= Exercise instructions =
I would like every line of the records below that contains the word "screenshot" copied.

[Items from an interface collection]

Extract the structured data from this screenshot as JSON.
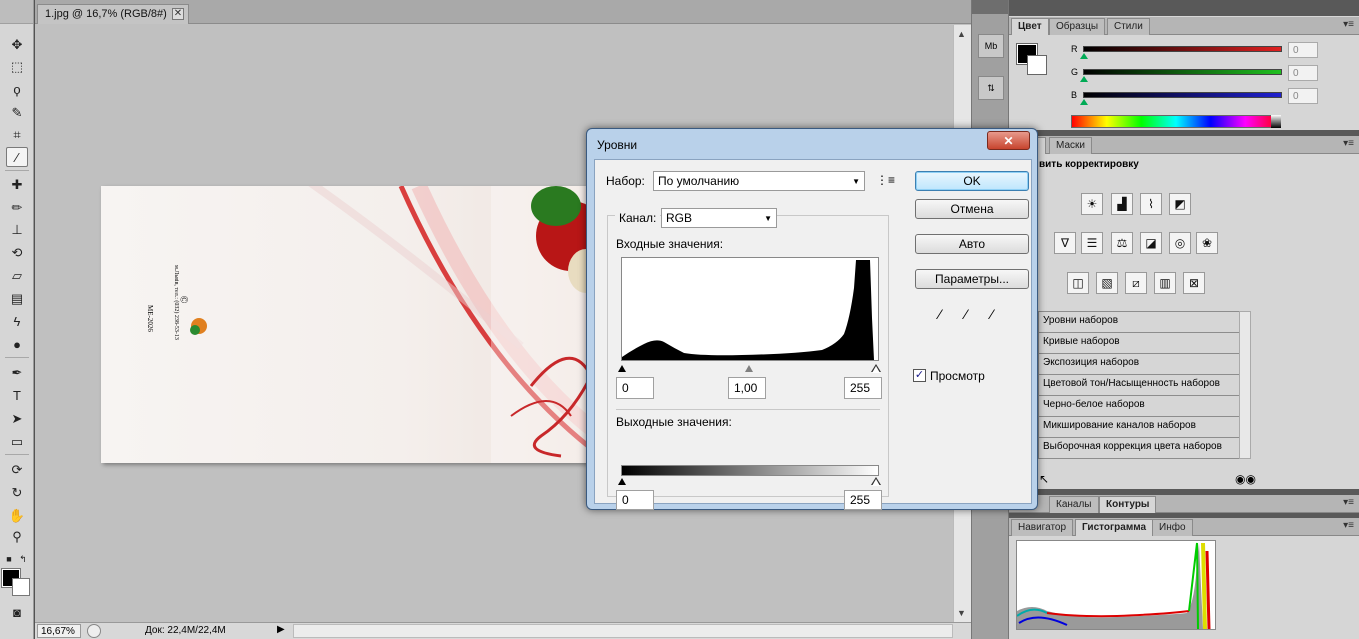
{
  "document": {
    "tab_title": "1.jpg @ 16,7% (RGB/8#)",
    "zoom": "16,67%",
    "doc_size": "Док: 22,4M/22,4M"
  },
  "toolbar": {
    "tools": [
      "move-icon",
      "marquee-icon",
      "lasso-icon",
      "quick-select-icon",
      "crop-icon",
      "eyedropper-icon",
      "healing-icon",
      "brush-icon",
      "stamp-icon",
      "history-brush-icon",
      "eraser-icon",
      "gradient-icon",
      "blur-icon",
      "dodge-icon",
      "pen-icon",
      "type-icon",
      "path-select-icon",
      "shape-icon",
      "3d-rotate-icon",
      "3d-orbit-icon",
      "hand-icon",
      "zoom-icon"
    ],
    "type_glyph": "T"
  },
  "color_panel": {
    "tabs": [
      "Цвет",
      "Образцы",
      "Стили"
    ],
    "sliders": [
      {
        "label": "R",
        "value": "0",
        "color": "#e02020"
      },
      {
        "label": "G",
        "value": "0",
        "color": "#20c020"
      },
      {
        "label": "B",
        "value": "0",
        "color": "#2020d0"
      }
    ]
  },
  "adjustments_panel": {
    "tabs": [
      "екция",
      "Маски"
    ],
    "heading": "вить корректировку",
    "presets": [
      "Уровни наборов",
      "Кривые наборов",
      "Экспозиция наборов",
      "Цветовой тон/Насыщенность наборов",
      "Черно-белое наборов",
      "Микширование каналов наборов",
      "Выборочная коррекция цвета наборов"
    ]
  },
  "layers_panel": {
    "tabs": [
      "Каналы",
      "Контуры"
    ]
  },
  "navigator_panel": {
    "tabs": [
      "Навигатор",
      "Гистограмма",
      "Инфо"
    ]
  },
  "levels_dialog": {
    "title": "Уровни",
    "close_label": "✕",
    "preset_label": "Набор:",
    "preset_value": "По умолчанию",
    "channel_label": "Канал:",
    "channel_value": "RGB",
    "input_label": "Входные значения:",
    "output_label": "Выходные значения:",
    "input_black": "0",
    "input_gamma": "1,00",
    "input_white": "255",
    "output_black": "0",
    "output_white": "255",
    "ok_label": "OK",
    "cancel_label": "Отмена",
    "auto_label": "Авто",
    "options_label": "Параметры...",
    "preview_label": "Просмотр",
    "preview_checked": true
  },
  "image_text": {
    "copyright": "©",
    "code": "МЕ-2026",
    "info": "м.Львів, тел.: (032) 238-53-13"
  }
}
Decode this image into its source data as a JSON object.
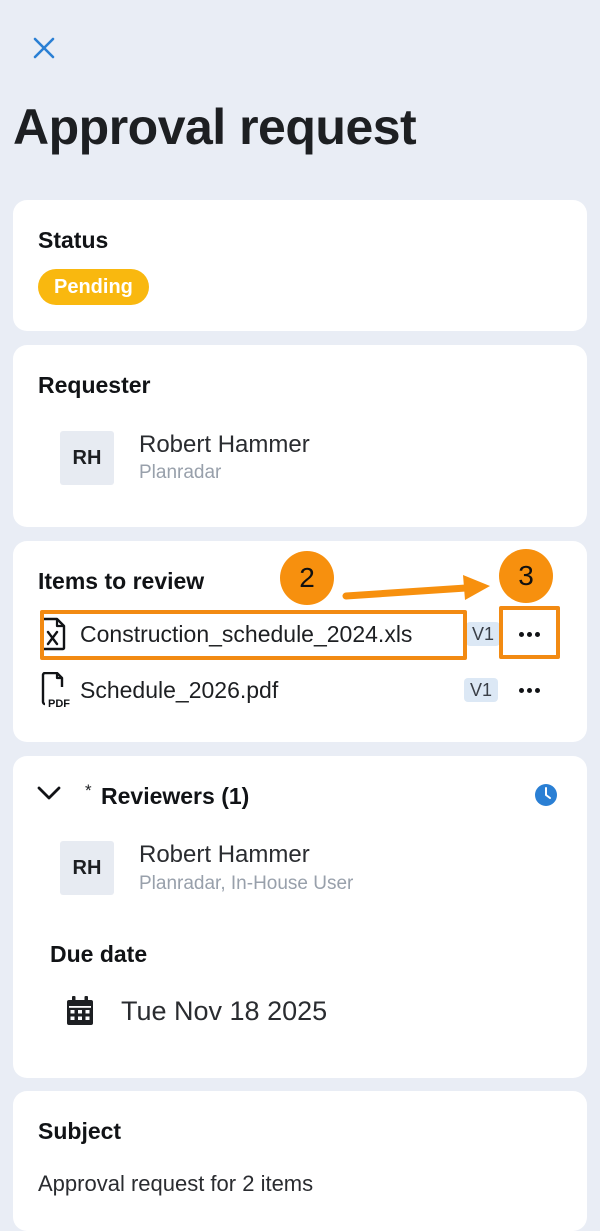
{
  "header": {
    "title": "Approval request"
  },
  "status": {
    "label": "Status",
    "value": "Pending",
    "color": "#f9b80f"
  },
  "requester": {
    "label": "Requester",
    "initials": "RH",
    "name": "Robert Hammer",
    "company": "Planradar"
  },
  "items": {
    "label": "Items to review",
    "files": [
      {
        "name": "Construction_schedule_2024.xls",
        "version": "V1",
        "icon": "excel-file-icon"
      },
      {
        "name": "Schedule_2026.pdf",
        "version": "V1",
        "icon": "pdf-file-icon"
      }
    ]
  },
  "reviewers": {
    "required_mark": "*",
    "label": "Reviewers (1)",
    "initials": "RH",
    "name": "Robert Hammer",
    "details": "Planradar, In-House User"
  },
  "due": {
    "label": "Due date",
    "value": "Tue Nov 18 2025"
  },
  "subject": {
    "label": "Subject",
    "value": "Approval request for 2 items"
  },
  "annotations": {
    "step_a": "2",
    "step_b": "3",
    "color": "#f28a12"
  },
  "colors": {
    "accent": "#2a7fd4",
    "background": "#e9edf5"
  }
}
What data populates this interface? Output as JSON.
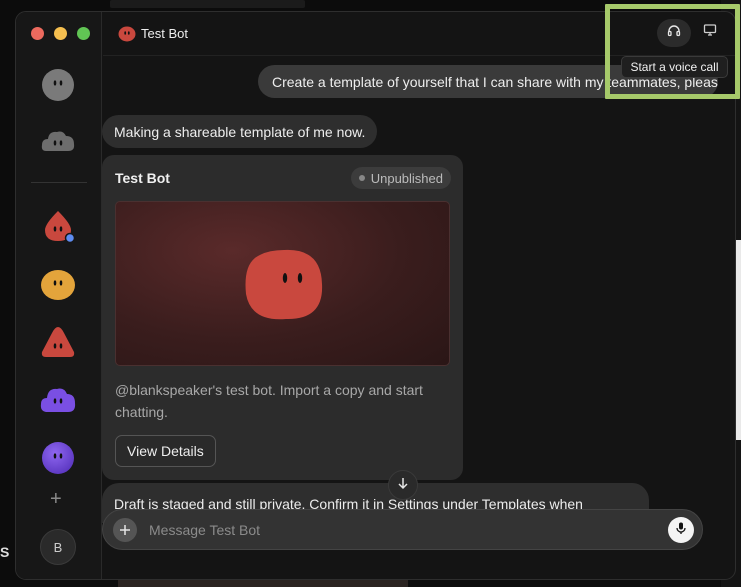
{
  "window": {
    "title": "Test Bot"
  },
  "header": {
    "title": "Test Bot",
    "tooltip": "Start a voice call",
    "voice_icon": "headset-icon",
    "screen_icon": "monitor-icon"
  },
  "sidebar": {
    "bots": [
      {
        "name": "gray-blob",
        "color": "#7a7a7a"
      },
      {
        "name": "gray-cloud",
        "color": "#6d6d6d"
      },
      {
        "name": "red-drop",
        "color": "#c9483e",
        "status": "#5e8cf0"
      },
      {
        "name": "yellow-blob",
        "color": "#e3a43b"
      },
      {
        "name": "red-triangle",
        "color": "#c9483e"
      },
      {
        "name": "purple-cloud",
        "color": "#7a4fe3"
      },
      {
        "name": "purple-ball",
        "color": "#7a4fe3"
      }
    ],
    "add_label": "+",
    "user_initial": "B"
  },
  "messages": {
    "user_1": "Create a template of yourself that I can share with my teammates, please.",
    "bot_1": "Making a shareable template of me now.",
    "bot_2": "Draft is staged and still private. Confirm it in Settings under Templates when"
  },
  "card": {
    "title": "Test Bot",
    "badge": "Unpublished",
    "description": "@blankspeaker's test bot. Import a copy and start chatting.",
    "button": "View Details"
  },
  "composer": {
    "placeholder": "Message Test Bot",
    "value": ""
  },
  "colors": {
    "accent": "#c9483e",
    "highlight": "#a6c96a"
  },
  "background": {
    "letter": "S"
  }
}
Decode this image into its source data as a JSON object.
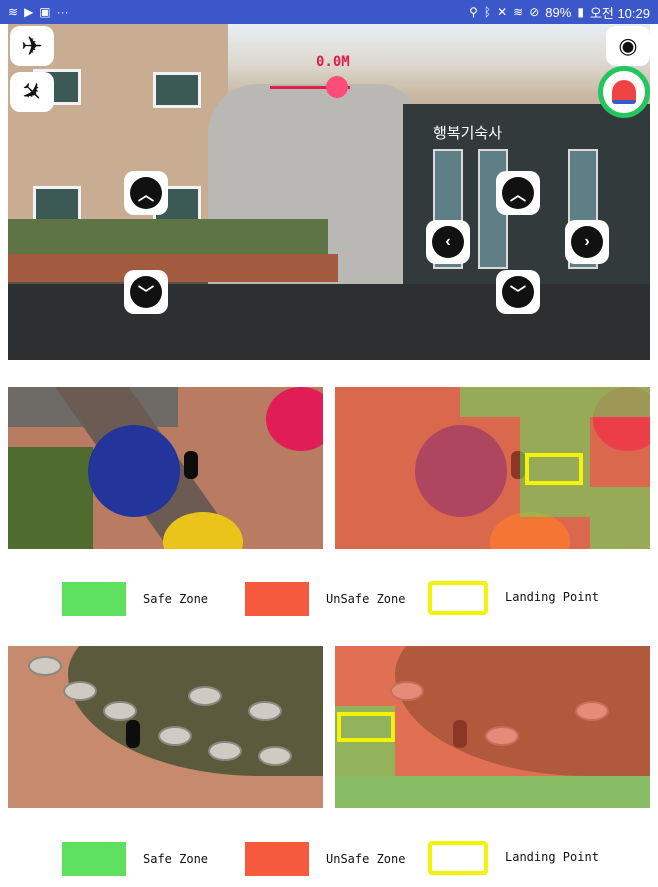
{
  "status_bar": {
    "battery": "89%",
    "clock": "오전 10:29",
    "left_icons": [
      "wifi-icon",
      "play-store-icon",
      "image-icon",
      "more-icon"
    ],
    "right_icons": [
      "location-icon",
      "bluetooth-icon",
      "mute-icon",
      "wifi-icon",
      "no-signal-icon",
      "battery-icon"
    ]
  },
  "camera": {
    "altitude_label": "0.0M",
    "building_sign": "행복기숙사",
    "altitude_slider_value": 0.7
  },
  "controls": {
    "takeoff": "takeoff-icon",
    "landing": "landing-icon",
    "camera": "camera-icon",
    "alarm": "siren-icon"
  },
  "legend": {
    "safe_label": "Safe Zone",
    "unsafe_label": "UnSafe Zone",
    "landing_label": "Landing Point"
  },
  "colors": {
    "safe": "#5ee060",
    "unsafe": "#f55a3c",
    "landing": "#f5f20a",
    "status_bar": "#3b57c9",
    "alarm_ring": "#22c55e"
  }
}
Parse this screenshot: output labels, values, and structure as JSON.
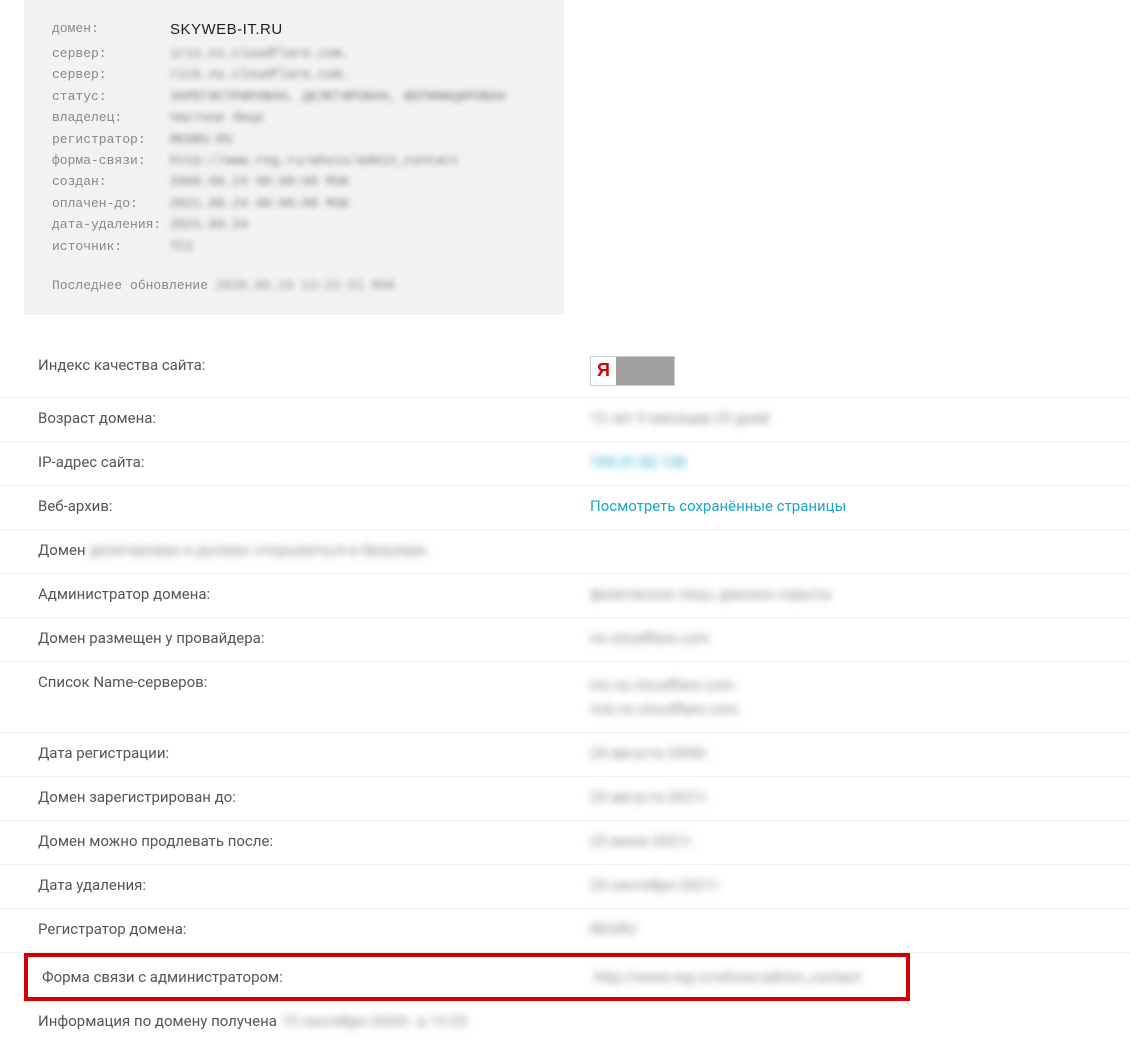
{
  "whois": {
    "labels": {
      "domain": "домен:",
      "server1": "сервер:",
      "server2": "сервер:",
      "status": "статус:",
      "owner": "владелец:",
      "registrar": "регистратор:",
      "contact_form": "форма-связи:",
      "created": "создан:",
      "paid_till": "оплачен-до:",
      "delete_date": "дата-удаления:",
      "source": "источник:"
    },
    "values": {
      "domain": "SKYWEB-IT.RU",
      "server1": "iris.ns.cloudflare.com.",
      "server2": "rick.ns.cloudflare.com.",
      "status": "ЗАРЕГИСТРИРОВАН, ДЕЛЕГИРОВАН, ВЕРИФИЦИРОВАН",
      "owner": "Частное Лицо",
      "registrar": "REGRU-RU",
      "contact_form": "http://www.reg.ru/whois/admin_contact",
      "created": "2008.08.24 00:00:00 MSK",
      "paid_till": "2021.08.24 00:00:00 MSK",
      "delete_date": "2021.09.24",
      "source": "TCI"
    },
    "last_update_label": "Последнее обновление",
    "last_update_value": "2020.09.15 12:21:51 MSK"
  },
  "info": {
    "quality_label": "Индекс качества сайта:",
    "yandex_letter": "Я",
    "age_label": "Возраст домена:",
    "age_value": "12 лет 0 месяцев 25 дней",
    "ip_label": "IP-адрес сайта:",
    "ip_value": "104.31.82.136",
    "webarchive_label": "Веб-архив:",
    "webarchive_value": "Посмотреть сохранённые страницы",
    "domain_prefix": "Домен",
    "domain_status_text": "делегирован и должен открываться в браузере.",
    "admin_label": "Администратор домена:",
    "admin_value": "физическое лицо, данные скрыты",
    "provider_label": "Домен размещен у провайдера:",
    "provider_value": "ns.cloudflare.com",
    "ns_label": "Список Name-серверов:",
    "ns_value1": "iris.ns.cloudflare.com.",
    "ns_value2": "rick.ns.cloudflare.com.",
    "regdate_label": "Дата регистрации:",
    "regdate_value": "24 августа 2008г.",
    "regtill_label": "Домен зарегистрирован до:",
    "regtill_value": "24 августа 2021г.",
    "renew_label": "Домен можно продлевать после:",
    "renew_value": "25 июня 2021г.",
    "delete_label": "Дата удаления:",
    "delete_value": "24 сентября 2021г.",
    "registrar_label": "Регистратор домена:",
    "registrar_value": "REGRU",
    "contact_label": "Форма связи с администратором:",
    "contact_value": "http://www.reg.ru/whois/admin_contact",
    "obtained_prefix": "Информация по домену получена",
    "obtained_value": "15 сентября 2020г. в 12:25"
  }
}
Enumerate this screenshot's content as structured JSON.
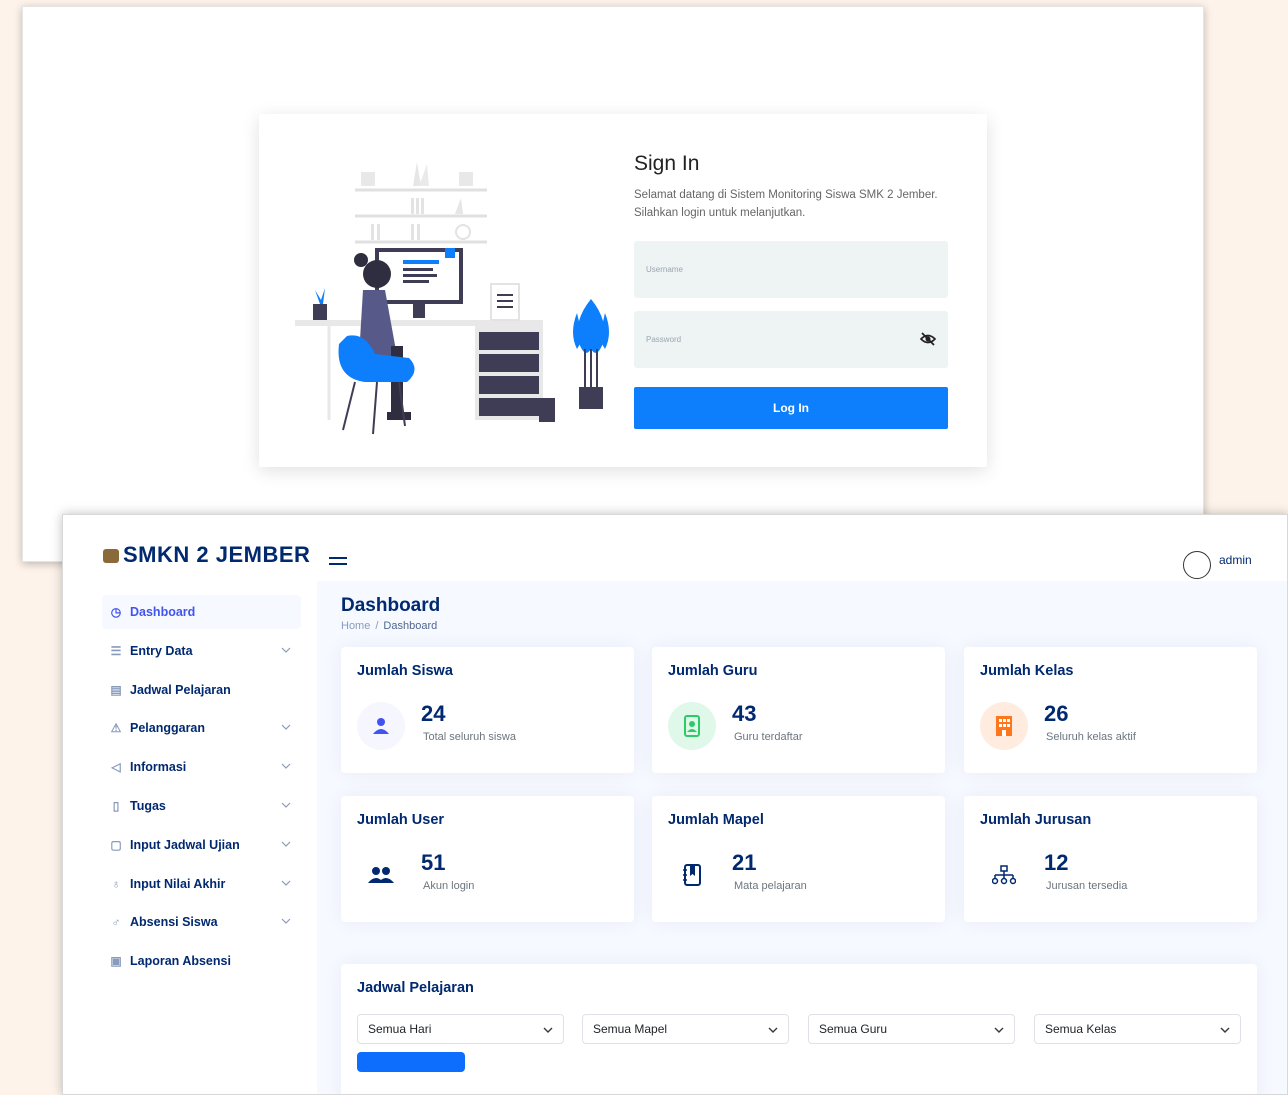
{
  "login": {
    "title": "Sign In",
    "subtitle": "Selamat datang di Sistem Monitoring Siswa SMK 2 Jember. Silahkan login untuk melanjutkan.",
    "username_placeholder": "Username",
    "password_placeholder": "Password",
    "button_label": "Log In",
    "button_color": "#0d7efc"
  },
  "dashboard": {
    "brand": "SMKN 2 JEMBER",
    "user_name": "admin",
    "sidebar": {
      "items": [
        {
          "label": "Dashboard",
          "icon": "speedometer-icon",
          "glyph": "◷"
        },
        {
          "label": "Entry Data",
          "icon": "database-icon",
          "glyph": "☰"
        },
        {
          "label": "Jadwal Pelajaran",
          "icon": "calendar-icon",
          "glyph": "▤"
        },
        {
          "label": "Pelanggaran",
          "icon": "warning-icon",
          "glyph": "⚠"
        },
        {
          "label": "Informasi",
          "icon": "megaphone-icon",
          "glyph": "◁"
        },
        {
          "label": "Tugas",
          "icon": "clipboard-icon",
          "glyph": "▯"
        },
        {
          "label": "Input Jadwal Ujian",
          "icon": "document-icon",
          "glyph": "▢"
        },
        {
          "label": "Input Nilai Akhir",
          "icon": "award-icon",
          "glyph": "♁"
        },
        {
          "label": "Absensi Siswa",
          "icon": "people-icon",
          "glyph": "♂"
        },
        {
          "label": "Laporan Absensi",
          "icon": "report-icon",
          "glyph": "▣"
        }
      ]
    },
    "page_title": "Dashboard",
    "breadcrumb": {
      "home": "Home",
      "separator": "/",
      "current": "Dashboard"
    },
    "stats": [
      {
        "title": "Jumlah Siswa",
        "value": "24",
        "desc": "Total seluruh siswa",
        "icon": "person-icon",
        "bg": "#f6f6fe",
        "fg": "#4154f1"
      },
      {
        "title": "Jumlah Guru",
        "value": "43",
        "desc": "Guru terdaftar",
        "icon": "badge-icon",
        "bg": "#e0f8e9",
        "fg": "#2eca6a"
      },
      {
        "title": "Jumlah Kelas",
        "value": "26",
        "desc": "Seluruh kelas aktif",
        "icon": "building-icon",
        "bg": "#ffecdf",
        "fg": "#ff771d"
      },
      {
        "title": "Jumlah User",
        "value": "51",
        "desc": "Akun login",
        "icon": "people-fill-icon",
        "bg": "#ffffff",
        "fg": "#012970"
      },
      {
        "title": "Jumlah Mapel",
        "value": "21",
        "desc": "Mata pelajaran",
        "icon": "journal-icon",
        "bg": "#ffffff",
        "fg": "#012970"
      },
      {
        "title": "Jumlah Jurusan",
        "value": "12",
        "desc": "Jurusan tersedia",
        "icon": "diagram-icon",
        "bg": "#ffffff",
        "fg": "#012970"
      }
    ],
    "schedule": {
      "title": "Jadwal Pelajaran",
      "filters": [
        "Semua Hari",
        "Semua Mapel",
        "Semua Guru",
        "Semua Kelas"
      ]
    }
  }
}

= Task solution =
Extract the structured data from this screenshot as JSON.
Parse this screenshot: output labels, values, and structure as JSON.
Enumerate this screenshot's content as structured JSON.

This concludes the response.